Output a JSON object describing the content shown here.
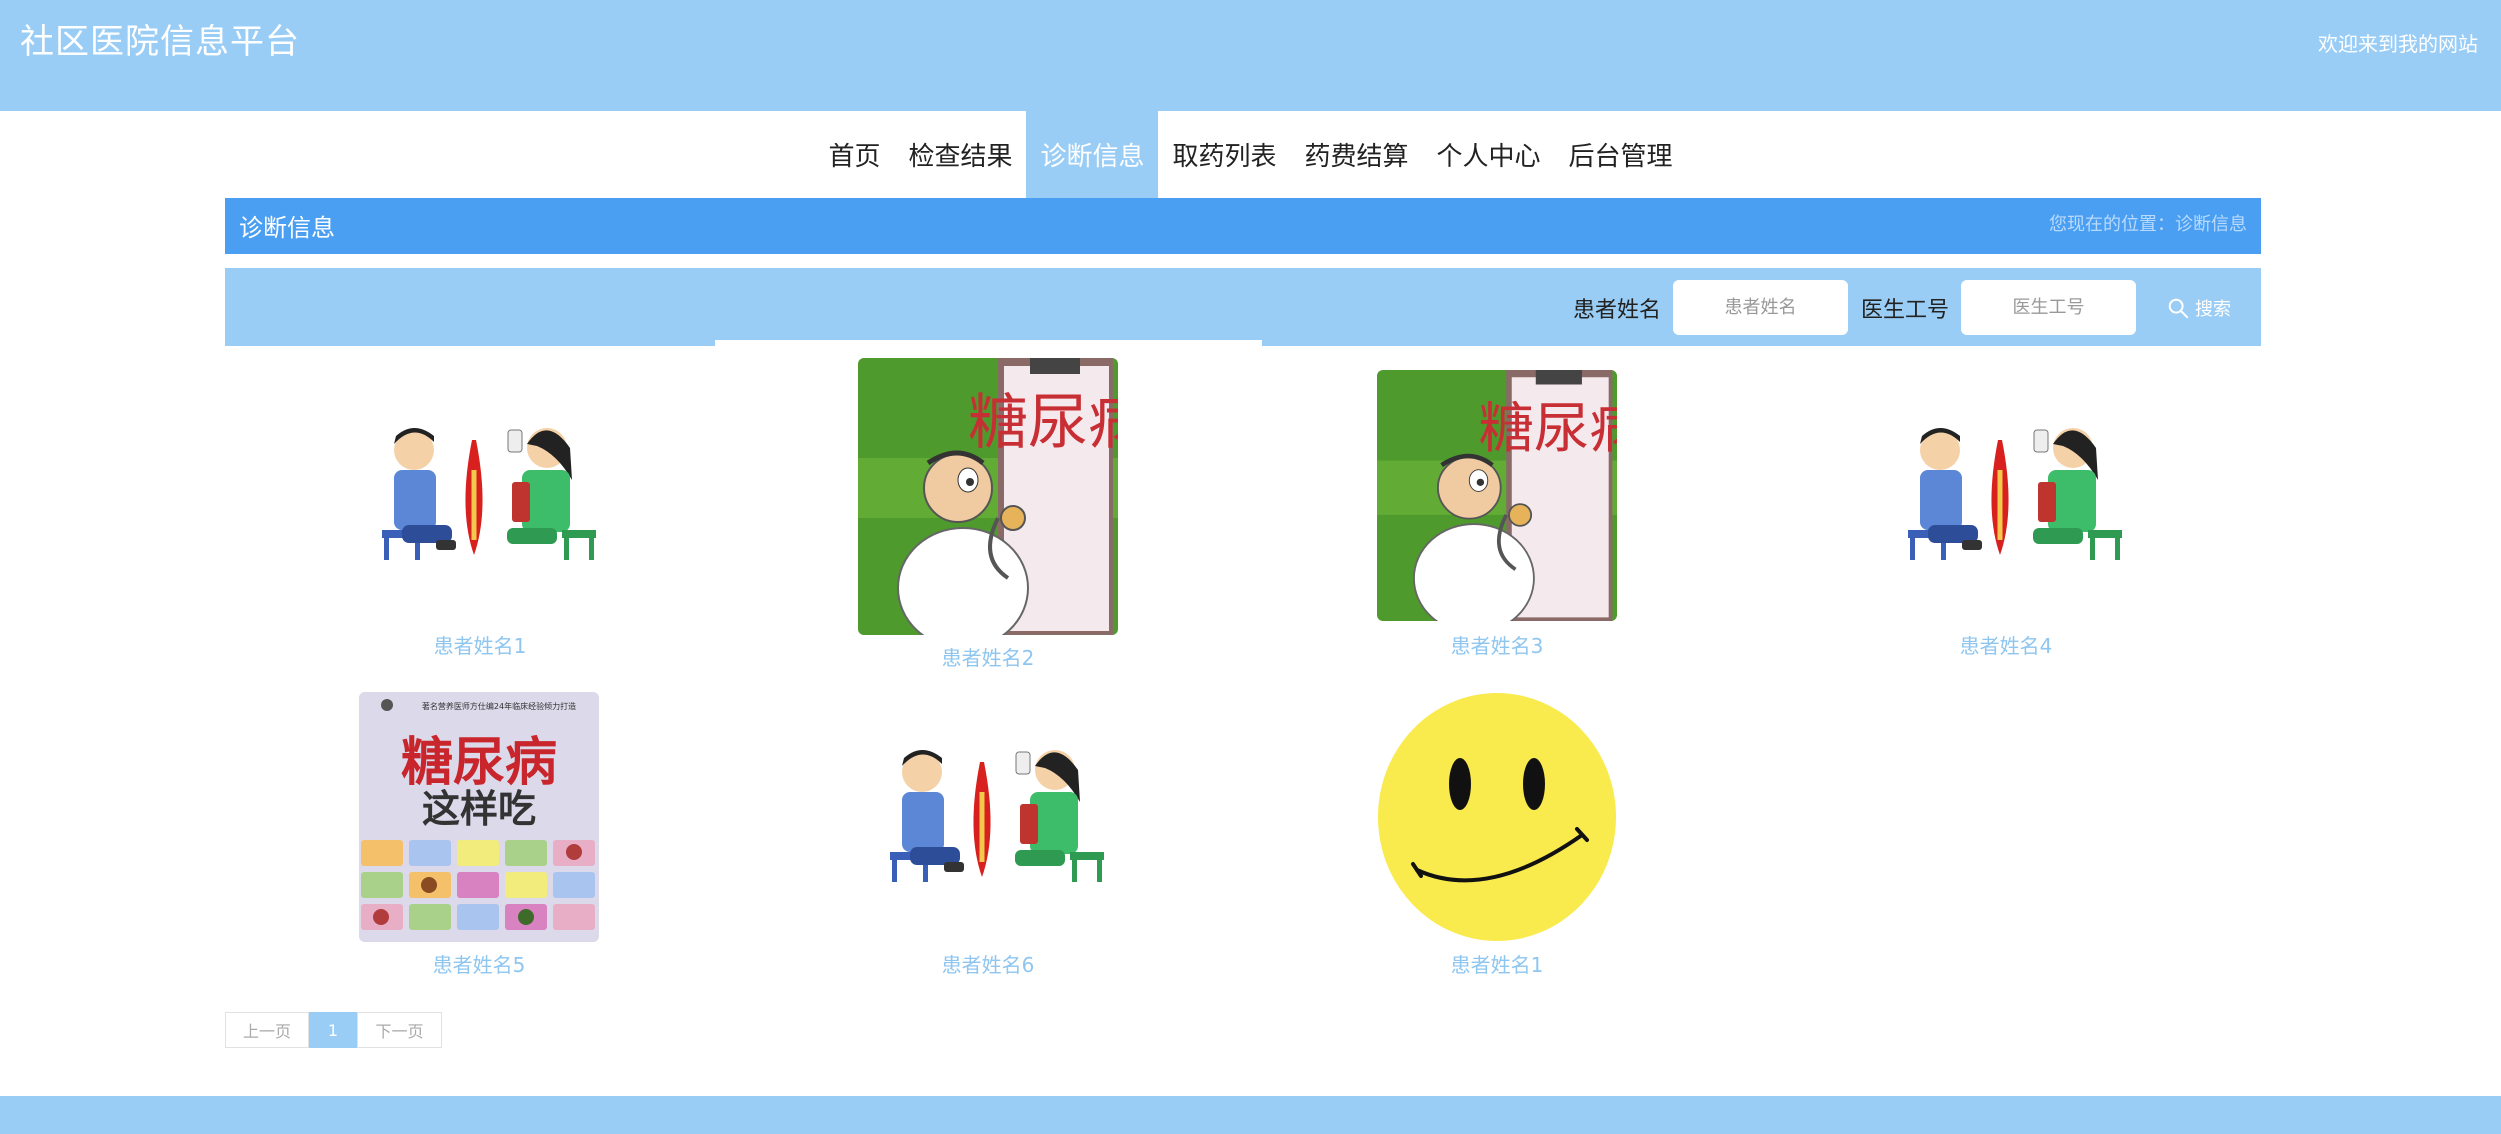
{
  "header": {
    "title": "社区医院信息平台",
    "welcome": "欢迎来到我的网站"
  },
  "nav": {
    "items": [
      {
        "label": "首页"
      },
      {
        "label": "检查结果"
      },
      {
        "label": "诊断信息"
      },
      {
        "label": "取药列表"
      },
      {
        "label": "药费结算"
      },
      {
        "label": "个人中心"
      },
      {
        "label": "后台管理"
      }
    ],
    "active": "诊断信息"
  },
  "section": {
    "title": "诊断信息",
    "location": "您现在的位置：诊断信息"
  },
  "search": {
    "patient_label": "患者姓名",
    "patient_placeholder": "患者姓名",
    "doctor_label": "医生工号",
    "doctor_placeholder": "医生工号",
    "button_label": "搜索"
  },
  "cards": [
    {
      "name": "患者姓名1",
      "image": "cartoon-patients-illustration"
    },
    {
      "name": "患者姓名2",
      "image": "diabetes-doctor-illustration"
    },
    {
      "name": "患者姓名3",
      "image": "diabetes-doctor-illustration"
    },
    {
      "name": "患者姓名4",
      "image": "cartoon-patients-illustration"
    },
    {
      "name": "患者姓名5",
      "image": "diabetes-diet-book-cover"
    },
    {
      "name": "患者姓名6",
      "image": "cartoon-patients-illustration"
    },
    {
      "name": "患者姓名1",
      "image": "smiley-face"
    }
  ],
  "book_cover": {
    "top_text": "著名营养医师方仕编24年临床经验倾力打造",
    "title": "糖尿病",
    "subtitle": "这样吃",
    "sign_text": "糖尿病"
  },
  "pagination": {
    "prev": "上一页",
    "current": "1",
    "next": "下一页"
  },
  "colors": {
    "primary": "#9acdf6",
    "section": "#4a9ff2",
    "link": "#8ec6f0"
  }
}
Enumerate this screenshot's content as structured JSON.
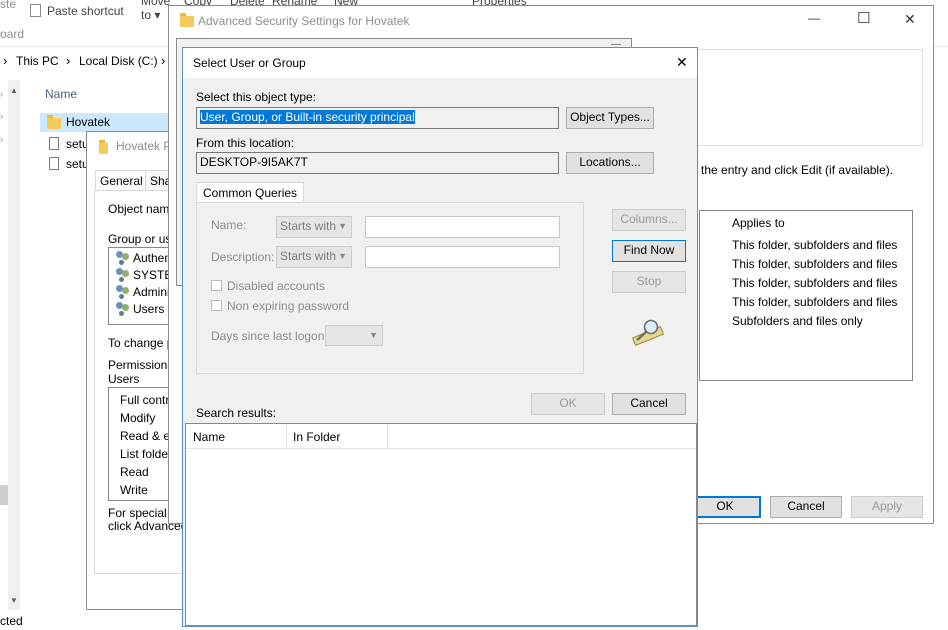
{
  "explorer": {
    "ribbon": {
      "paste_shortcut": "Paste shortcut",
      "move_to": "Move\nto",
      "copy": "Copy",
      "delete": "Delete",
      "rename": "Rename",
      "new": "New",
      "properties": "Properties",
      "clipboard": "oard",
      "paste_top": "ste"
    },
    "breadcrumb": [
      "This PC",
      "Local Disk (C:)"
    ],
    "column_name": "Name",
    "files": [
      "Hovatek",
      "setu",
      "setu"
    ],
    "status": "cted"
  },
  "properties_dialog": {
    "title": "Hovatek P",
    "tabs": [
      "General",
      "Sha"
    ],
    "object_name_label": "Object name",
    "group_label": "Group or use",
    "groups": [
      "Authent",
      "SYSTE",
      "Adminis",
      "Users (D"
    ],
    "change_label": "To change p",
    "permissions_label": "Permissions f",
    "permissions_for": "Users",
    "permissions": [
      "Full contro",
      "Modify",
      "Read & ex",
      "List folder",
      "Read",
      "Write"
    ],
    "special_label": "For special p",
    "special_label2": "click Advanced"
  },
  "advanced_security": {
    "title": "Advanced Security Settings for Hovatek",
    "instruction": "the entry and click Edit (if available).",
    "applies_to_header": "Applies to",
    "applies_to": [
      "This folder, subfolders and files",
      "This folder, subfolders and files",
      "This folder, subfolders and files",
      "This folder, subfolders and files",
      "Subfolders and files only"
    ],
    "ok": "OK",
    "cancel": "Cancel",
    "apply": "Apply"
  },
  "select_dialog": {
    "title": "Select User or Group",
    "object_type_label": "Select this object type:",
    "object_type_value": "User, Group, or Built-in security principal",
    "object_types_button": "Object Types...",
    "location_label": "From this location:",
    "location_value": "DESKTOP-9I5AK7T",
    "locations_button": "Locations...",
    "tab_common_queries": "Common Queries",
    "name_label": "Name:",
    "name_mode": "Starts with",
    "description_label": "Description:",
    "description_mode": "Starts with",
    "disabled_accounts": "Disabled accounts",
    "non_expiring": "Non expiring password",
    "days_label": "Days since last logon:",
    "columns_button": "Columns...",
    "find_now_button": "Find Now",
    "stop_button": "Stop",
    "ok_button": "OK",
    "cancel_button": "Cancel",
    "search_results_label": "Search results:",
    "result_columns": [
      "Name",
      "In Folder"
    ]
  },
  "icons": {
    "close": "✕",
    "minimize": "—",
    "maximize": "☐",
    "chevron": "›",
    "dropdown": "▼"
  }
}
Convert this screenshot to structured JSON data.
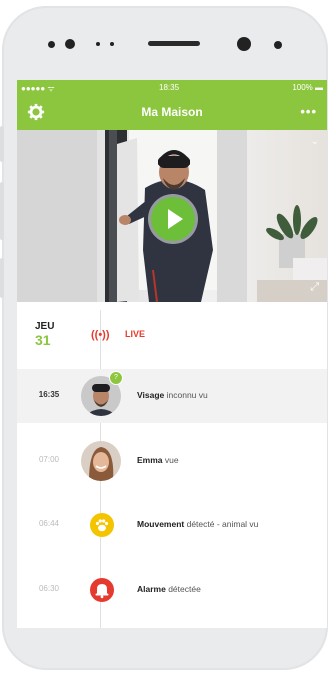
{
  "statusbar": {
    "signal": "●●●●● ᯤ",
    "time": "18:35",
    "battery": "100% ▬"
  },
  "header": {
    "title": "Ma Maison",
    "more": "•••"
  },
  "timeline": {
    "day_name": "JEU",
    "day_num": "31",
    "live_label": "LIVE",
    "events": [
      {
        "time": "16:35",
        "bold": "Visage",
        "rest": " inconnu vu",
        "badge": "?"
      },
      {
        "time": "07:00",
        "bold": "Emma",
        "rest": " vue"
      },
      {
        "time": "06:44",
        "bold": "Mouvement",
        "rest": " détecté - animal vu",
        "icon": "paw-icon"
      },
      {
        "time": "06:30",
        "bold": "Alarme",
        "rest": " détectée",
        "icon": "alarm-bell-icon"
      }
    ]
  },
  "colors": {
    "brand": "#8cc63f",
    "live": "#e63b2e",
    "motion": "#f4c400",
    "alarm": "#e53a2f"
  }
}
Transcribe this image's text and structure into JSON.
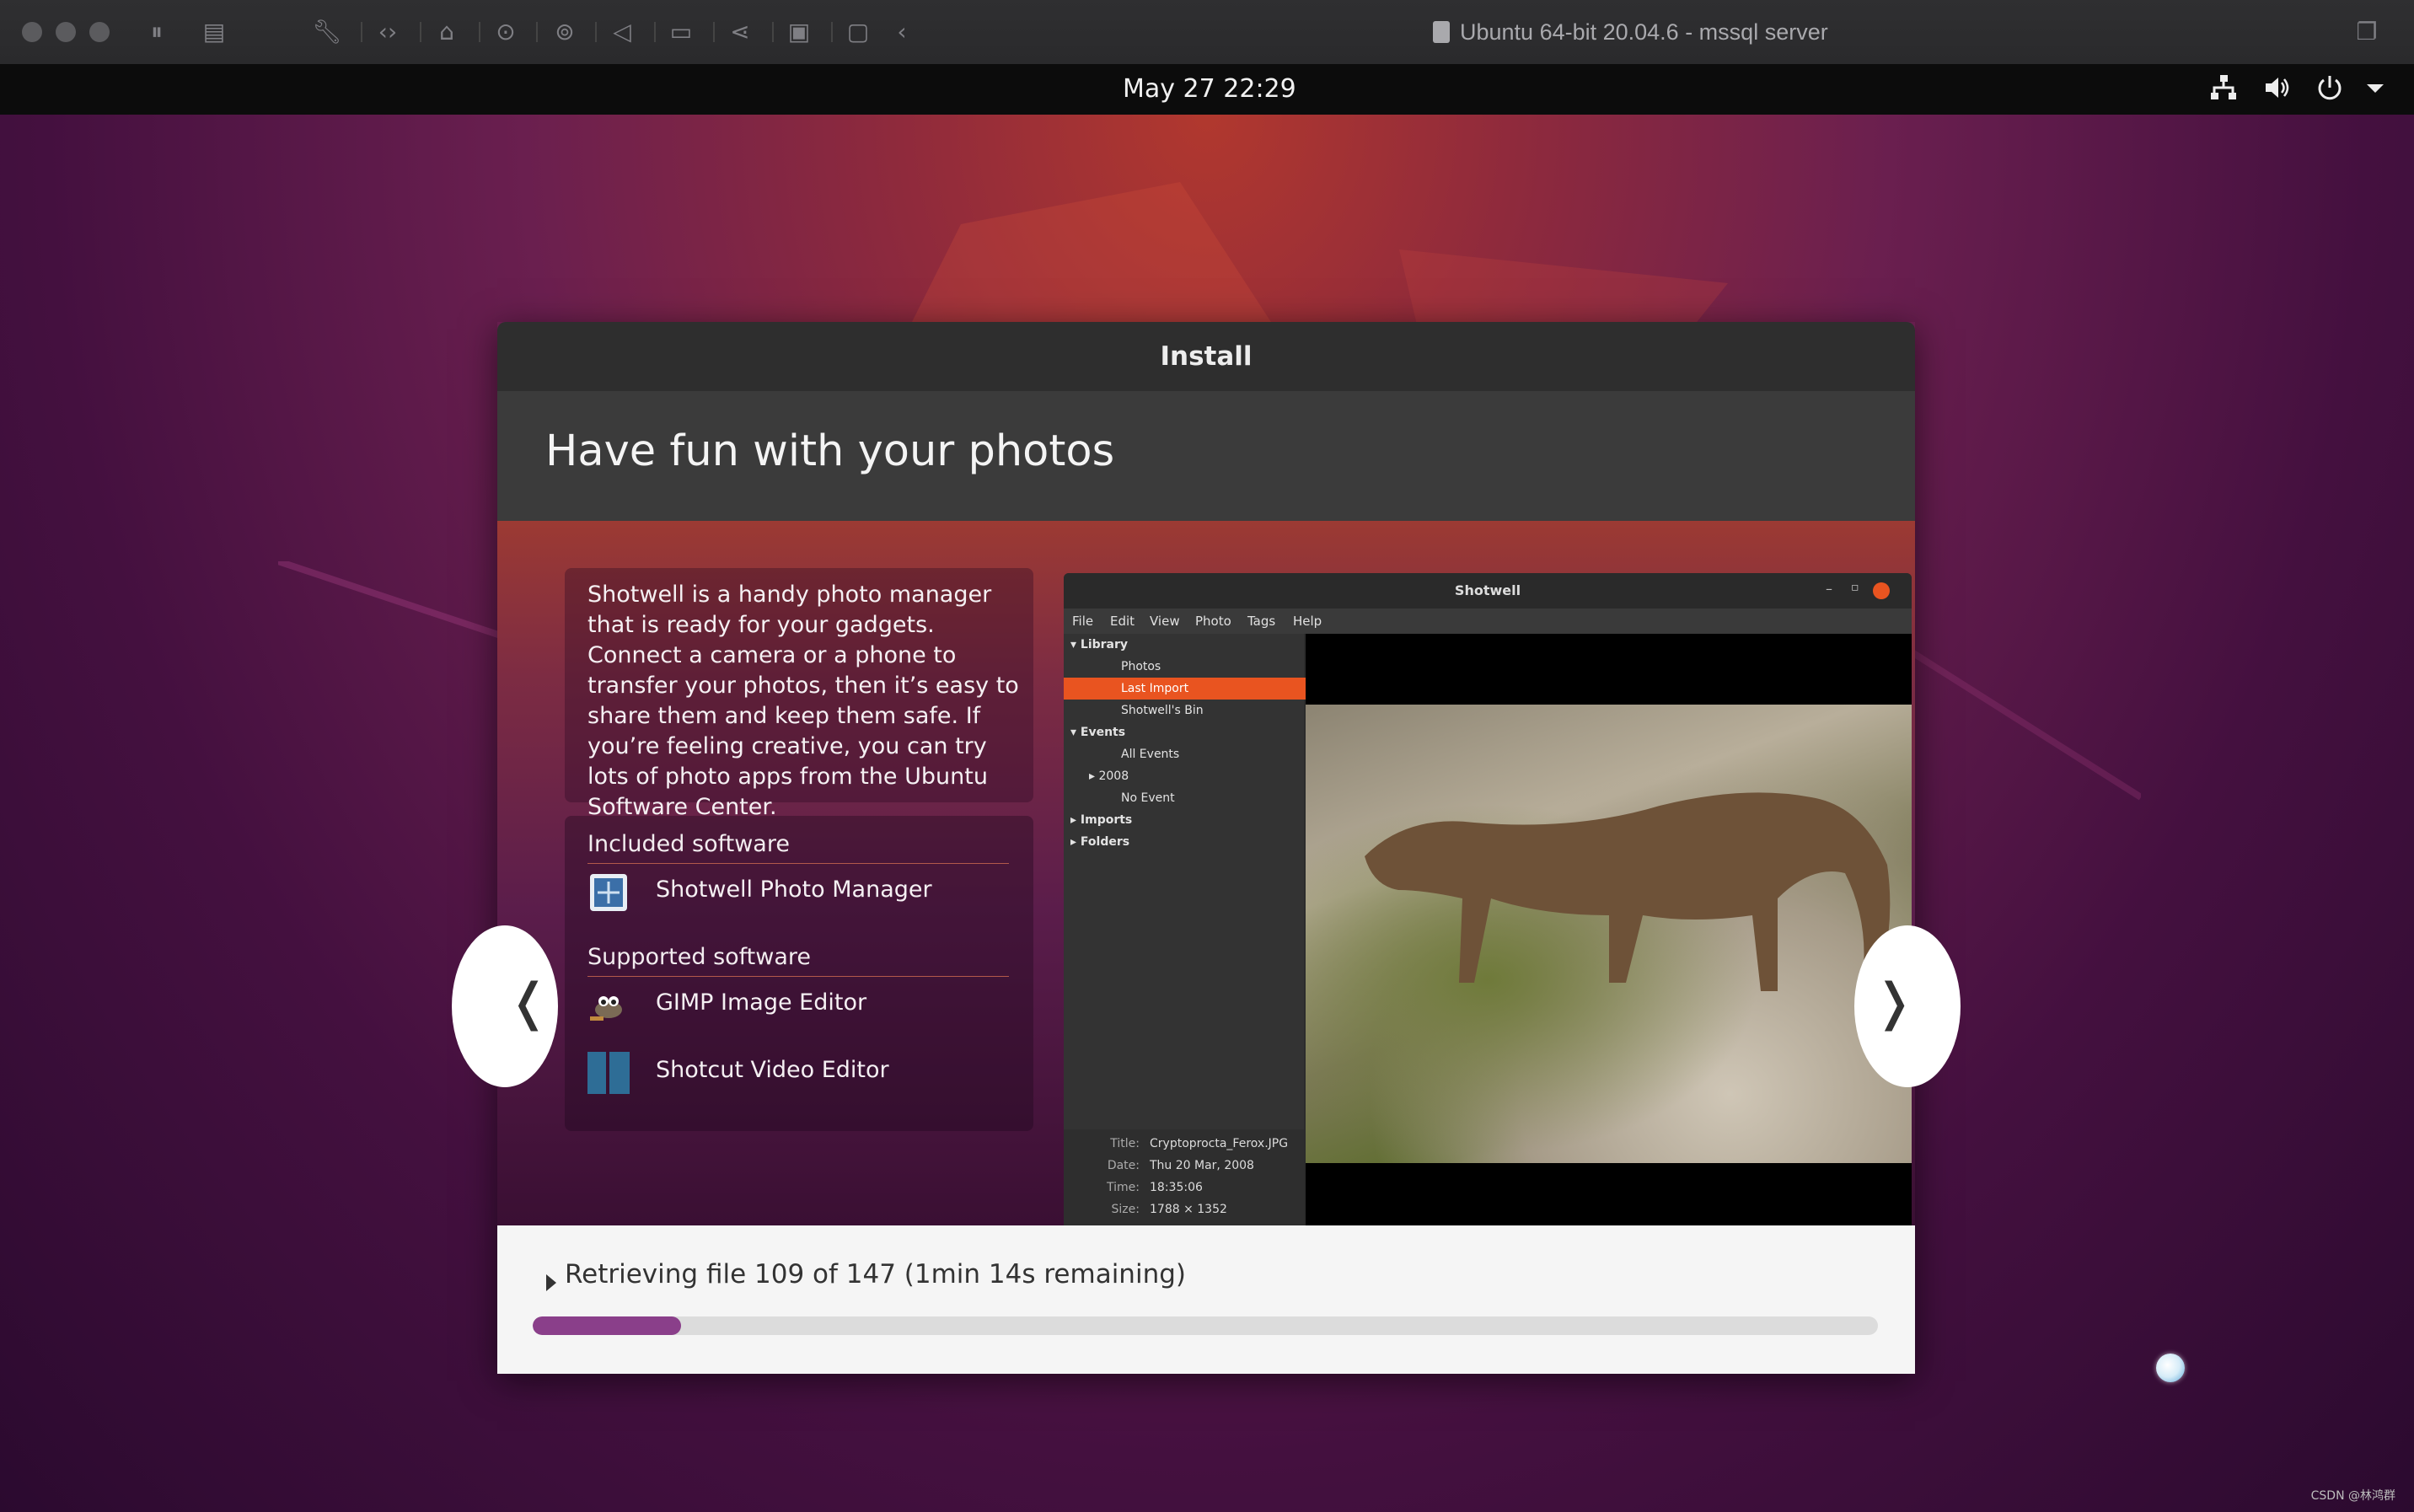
{
  "host_window": {
    "title": "Ubuntu 64-bit 20.04.6 - mssql server",
    "toolbar_icons": [
      "pause-icon",
      "snapshot-icon",
      "settings-wrench-icon",
      "code-icon",
      "hard-disk-icon",
      "cdrom-icon",
      "usb-icon",
      "sound-icon",
      "camera-icon",
      "share-icon",
      "save-icon",
      "folder-icon",
      "back-arrow-icon"
    ]
  },
  "topbar": {
    "clock": "May 27  22:29",
    "icons": [
      "network-icon",
      "volume-icon",
      "power-icon",
      "menu-caret-icon"
    ]
  },
  "dialog": {
    "title": "Install",
    "slide_heading": "Have fun with your photos",
    "description": "Shotwell is a handy photo manager that is ready for your gadgets. Connect a camera or a phone to transfer your photos, then it’s easy to share them and keep them safe. If you’re feeling creative, you can try lots of photo apps from the Ubuntu Software Center.",
    "included_label": "Included software",
    "included": [
      {
        "name": "Shotwell Photo Manager",
        "icon": "shotwell-icon"
      }
    ],
    "supported_label": "Supported software",
    "supported": [
      {
        "name": "GIMP Image Editor",
        "icon": "gimp-icon"
      },
      {
        "name": "Shotcut Video Editor",
        "icon": "shotcut-icon"
      }
    ],
    "prev_arrow": "❬",
    "next_arrow": "❭",
    "progress_text": "Retrieving file 109 of 147 (1min 14s remaining)",
    "progress_fraction": 0.11
  },
  "screenshot": {
    "title": "Shotwell",
    "menu": [
      "File",
      "Edit",
      "View",
      "Photo",
      "Tags",
      "Help"
    ],
    "sidebar": [
      {
        "label": "▾ Library"
      },
      {
        "label": "Photos"
      },
      {
        "label": "Last Import"
      },
      {
        "label": "Shotwell's Bin"
      },
      {
        "label": "▾ Events"
      },
      {
        "label": "All Events"
      },
      {
        "label": "▸ 2008"
      },
      {
        "label": "No Event"
      },
      {
        "label": "▸ Imports"
      },
      {
        "label": "▸ Folders"
      }
    ],
    "info": [
      {
        "key": "Title:",
        "value": "Cryptoprocta_Ferox.JPG"
      },
      {
        "key": "Date:",
        "value": "Thu 20 Mar, 2008"
      },
      {
        "key": "Time:",
        "value": "18:35:06"
      },
      {
        "key": "Size:",
        "value": "1788 × 1352"
      }
    ]
  },
  "watermark": "CSDN @林鸿群"
}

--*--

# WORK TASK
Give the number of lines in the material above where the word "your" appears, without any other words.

# EXERCISE SOLUTION
2